While Marczewski argues current employees are used to instant feedback, he does not dismiss the career loop as useless. Instead, he presents four points that employers should promise to their employees:
Marczewski writes out 4 points employers should promise to their employees:
Provide an environment that builds a sense of community, support and value in which employees can thrive.
Trust employees and provide the tools they need to do their job in the best way possible.
Provide the means to expand employees’ skills and increase the challenge of the role whilst not being afraid to let employees evolve beyond it.
Provide fair pay and attempt to provide reasons to work at the company beyond financial reward.
These points are related to his RAMP framework (Relatedness, Autonomy, Mastery, Purpose) where he argues that although the companies mostly use extrinsic rewards, intrinsic motivators are what keep employees with their employer. He agrees that it’s quite hard to keep these four promises but if an employer tries hard the reward will be employee loyalty.
Slides for this presentation can be found here.
Many companies fight for the best talent by offering extrinsic motivators such as free food, gym memberships, etc., but these motivators lose their power very fast. People get used to great things and then lose interest in a few months. The only way to truly motivate and engage with employees is by helping them develop as professionals and make this process as fluent as possible. Set clear goals for employees and provide feedback as often as possible.
Power of Games. Game Therapy by Mónica Esteban and Pablo Ibáñez Pérez
During the Gamification World Congress, all of the talks were, in one way or another, related to business but Power of Games was different. It touched on the emotional element of games.
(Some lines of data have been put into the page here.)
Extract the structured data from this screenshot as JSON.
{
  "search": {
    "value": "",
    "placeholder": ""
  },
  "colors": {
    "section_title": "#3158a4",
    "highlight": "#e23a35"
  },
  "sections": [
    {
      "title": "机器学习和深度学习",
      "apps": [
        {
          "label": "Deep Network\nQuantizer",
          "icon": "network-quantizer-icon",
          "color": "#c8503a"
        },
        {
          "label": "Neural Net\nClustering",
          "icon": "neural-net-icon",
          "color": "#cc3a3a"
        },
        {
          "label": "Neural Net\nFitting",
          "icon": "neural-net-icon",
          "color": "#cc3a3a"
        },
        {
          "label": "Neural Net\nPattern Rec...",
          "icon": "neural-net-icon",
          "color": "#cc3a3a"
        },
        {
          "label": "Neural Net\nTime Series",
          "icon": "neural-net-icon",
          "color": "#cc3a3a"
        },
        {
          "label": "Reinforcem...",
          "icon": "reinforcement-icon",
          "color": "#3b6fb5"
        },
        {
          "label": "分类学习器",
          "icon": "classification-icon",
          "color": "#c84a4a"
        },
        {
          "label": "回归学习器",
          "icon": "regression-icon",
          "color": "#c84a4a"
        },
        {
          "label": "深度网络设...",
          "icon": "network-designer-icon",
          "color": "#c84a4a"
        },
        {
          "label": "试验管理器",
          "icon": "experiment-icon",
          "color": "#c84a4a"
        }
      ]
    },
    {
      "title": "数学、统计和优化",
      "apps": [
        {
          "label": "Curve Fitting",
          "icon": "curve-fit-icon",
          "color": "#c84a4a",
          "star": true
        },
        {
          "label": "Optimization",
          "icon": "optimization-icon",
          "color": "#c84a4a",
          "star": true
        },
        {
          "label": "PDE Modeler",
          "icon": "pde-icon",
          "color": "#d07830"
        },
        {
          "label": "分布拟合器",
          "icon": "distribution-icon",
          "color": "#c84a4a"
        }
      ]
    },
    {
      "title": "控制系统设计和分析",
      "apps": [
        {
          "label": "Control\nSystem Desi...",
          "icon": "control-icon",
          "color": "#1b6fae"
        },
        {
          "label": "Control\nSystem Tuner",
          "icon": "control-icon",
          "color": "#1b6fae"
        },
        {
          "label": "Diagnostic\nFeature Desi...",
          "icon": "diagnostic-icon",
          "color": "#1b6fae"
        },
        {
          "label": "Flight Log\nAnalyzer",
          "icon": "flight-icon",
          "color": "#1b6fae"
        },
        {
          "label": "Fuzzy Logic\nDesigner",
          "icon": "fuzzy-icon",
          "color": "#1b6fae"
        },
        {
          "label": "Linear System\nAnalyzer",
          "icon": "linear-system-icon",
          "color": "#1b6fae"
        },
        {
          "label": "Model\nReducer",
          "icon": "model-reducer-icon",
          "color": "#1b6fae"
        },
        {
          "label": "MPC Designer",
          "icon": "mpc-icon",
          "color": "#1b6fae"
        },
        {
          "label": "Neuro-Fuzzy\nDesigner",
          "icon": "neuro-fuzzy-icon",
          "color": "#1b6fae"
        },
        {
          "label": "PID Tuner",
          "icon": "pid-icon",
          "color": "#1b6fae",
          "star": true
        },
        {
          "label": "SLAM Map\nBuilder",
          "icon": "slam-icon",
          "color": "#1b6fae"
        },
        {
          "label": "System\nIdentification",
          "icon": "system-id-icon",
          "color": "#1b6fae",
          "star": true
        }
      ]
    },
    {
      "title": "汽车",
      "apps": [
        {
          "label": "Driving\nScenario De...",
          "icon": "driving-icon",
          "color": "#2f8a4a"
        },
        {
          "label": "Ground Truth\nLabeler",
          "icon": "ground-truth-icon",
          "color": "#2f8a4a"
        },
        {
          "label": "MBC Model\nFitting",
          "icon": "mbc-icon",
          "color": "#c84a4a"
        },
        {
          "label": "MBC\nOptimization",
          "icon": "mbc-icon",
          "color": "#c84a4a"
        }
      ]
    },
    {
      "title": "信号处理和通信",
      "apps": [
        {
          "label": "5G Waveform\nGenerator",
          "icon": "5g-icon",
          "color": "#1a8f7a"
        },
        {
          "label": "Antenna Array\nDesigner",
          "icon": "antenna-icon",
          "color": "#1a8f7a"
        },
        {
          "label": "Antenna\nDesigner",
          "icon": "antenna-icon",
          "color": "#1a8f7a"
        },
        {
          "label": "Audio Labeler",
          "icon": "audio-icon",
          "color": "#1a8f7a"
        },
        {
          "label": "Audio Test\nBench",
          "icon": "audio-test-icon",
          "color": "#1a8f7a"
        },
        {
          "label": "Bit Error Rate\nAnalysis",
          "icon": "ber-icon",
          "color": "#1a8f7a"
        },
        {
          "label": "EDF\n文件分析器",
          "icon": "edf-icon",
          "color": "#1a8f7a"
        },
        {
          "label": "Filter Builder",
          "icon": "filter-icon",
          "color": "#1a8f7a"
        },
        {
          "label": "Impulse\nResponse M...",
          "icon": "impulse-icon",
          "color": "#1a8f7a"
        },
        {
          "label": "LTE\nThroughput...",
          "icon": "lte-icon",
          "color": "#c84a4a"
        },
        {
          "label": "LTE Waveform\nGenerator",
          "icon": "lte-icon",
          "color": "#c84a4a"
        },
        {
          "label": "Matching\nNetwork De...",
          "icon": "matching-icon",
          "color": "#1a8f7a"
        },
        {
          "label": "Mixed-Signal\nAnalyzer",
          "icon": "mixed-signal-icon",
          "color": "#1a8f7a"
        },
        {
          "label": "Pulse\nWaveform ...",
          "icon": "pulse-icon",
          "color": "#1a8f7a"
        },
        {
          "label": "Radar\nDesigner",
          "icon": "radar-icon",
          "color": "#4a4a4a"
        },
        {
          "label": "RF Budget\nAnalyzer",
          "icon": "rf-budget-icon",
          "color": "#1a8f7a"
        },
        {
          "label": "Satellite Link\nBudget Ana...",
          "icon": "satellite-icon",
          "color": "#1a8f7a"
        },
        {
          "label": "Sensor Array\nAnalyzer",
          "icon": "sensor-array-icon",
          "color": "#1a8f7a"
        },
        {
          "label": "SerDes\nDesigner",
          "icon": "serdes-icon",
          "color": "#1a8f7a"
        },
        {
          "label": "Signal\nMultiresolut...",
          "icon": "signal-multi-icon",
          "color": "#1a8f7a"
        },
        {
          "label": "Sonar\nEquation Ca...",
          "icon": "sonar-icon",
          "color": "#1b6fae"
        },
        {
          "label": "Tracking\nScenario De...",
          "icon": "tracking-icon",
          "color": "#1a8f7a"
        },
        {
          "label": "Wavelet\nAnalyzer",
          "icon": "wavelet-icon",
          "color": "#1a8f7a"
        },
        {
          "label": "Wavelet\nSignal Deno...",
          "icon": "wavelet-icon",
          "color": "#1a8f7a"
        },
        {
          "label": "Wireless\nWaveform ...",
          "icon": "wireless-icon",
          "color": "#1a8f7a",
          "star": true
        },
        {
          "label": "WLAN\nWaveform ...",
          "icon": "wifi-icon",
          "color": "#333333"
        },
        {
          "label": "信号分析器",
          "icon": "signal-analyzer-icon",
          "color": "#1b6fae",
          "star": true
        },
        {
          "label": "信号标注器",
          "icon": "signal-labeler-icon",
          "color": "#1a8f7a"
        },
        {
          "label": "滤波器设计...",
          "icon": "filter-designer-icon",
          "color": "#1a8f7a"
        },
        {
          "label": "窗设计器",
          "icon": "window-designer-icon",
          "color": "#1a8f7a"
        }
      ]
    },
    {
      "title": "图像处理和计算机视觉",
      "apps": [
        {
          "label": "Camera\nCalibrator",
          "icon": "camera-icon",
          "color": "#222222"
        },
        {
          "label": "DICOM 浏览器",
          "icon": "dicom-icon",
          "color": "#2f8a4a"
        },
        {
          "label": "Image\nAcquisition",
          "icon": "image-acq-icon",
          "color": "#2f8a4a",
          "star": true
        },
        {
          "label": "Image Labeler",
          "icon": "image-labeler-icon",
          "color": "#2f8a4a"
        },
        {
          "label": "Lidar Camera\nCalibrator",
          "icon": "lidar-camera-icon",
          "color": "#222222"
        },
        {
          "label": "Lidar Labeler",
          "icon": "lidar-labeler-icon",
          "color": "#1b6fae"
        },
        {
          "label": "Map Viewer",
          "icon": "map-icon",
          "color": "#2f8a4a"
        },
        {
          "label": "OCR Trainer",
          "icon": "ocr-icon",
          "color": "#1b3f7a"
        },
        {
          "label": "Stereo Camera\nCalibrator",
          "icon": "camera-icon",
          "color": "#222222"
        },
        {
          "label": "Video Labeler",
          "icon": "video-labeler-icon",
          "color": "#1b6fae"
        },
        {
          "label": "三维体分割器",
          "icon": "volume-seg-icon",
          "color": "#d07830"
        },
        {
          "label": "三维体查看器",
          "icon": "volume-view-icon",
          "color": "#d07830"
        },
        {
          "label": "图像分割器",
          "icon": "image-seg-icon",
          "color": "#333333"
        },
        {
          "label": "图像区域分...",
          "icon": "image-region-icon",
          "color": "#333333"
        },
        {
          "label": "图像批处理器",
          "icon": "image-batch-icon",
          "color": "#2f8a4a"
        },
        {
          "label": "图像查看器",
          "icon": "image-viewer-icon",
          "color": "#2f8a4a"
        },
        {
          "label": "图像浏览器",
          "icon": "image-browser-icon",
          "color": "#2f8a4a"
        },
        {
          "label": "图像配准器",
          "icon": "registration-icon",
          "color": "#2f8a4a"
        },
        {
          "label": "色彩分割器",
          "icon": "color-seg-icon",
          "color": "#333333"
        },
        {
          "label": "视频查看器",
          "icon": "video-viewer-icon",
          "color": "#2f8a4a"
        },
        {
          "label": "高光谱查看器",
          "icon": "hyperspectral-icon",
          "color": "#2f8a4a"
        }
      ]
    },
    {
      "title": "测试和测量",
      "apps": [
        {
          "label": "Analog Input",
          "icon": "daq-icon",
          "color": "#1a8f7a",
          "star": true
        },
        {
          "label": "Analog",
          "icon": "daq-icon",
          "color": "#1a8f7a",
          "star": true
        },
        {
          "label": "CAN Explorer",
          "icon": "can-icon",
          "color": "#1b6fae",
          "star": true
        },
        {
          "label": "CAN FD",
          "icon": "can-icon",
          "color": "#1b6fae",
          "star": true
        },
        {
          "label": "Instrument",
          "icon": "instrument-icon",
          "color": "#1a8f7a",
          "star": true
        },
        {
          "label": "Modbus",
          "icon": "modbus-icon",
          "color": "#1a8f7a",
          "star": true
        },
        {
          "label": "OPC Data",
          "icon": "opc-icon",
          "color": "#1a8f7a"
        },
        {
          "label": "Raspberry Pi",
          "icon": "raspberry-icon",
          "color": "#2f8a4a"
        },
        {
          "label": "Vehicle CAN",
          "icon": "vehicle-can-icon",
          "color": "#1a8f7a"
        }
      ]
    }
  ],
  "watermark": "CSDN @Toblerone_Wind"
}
The discussion began with the presenters showing the audience a few cartoons from the TV show “El Hormiguero” which Pablo Ibáñez Pérez is a part of. After the show they played the following video:
The idea is to provide game consoles to children who have cancer. Games help them fight the pain during the procedures, recover after the chemotherapy and bonds them with their friend and family.
The concept was born when Mónica Esteban was visiting a hospital and saw an ill, unhappy boy. She decided to give him one of her game consoles that she was not using in an effort to cheer him up. After he got the console his mood did become brighter, he started to smile more and even his health recovered faster. Doctors and nurses noticed upon receipt of the console the boy’s mood and recovery time improved. There are many studies done on how a positive mood has a beneficial influence on recovery. However, with any type of painful procedures, maintaining a positive mood is very difficult.
Mónica began to search for additional unused consoles, offering donuts and coffee to people who agreed to donate their consoles to the hospital. One friend recorded the moment the console was delivered to a child, which was then shown on a news channel and subsequently, went viral. The community took note and people from all over the country joined the movement. To this day, over 1,000 consoles have been donated to 50 hospitals.
This was an incredibly inspiring talk and expressed how games can be used in a variety of situations, even seemingly hopeless ones. Games motivate and teach people that they can tackle difficult problems if they put their minds to it and persevere.
The Gamification World Congress was a noteworthy event bringing together people from a variety of industries and with a variety of experiences. While I only reviewed a few talks here, there were so many more I didn’t have an opportunity to discuss. If you have an opportunity to attend in the future, I highly recommend doing so. Many thanks to Sergio Jiménez and his team for organizing the event!
Finally, if you are interested in implementing gamification elements, contact us and we can work together on your specific needs.
*If you missed Part 1 of this blog series, click here to catch up!